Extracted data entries
↓↓↓

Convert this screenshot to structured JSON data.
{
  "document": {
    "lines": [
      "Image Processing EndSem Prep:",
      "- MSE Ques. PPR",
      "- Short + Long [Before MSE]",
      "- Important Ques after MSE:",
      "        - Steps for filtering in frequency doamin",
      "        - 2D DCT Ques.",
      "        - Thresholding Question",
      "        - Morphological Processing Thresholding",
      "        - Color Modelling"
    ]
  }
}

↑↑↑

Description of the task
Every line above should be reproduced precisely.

Solved problem
Convert this screenshot to structured JSON data.
{
  "document": {
    "lines": [
      "Image Processing EndSem Prep:",
      "- MSE Ques. PPR",
      "- Short + Long [Before MSE]",
      "- Important Ques after MSE:",
      "        - Steps for filtering in frequency doamin",
      "        - 2D DCT Ques.",
      "        - Thresholding Question",
      "        - Morphological Processing Thresholding",
      "        - Color Modelling"
    ]
  }
}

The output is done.